→ GOAL OF THE EXERCISE:
Your answer must be every line of the data below that holds the string "我的映射", copied exactly.
(SUPPLIED RECORDS)
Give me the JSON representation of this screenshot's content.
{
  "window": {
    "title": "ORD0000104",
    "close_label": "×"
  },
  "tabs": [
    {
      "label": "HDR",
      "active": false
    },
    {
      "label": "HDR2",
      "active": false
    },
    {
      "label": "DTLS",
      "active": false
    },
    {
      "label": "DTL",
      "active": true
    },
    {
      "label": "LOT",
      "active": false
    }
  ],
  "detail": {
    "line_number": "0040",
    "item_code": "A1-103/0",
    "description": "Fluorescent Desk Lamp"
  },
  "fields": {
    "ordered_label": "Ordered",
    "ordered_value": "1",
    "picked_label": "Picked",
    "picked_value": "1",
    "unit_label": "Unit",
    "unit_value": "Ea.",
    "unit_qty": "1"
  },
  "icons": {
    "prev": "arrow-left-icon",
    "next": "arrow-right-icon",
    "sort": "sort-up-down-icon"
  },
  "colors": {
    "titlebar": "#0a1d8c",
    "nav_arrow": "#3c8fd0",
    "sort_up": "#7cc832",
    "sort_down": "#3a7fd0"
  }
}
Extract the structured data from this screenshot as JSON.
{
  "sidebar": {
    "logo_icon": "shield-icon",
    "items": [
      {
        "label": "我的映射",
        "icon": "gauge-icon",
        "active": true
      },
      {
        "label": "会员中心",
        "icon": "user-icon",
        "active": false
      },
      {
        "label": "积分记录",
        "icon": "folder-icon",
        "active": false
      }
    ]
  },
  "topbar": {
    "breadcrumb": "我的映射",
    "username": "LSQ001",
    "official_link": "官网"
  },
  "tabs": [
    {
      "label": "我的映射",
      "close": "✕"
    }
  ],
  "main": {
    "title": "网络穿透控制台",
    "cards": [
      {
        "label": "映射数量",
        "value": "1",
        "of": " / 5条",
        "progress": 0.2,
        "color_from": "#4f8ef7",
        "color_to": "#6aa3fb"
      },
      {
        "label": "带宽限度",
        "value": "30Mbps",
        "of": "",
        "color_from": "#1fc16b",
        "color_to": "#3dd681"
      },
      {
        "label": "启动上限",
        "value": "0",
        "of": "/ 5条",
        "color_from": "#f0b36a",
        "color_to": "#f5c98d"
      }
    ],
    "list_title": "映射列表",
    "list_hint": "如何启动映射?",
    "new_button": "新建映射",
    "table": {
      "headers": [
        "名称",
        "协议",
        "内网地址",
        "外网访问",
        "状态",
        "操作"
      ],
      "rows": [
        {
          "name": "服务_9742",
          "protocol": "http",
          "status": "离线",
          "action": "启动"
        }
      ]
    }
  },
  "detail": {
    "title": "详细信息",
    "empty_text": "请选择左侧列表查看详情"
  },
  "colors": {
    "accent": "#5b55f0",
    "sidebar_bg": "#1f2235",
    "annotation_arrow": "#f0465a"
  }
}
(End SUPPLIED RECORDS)
→ EXPECTED ANSWER:
        "label": "我的映射",
    "breadcrumb": "我的映射",
      "label": "我的映射",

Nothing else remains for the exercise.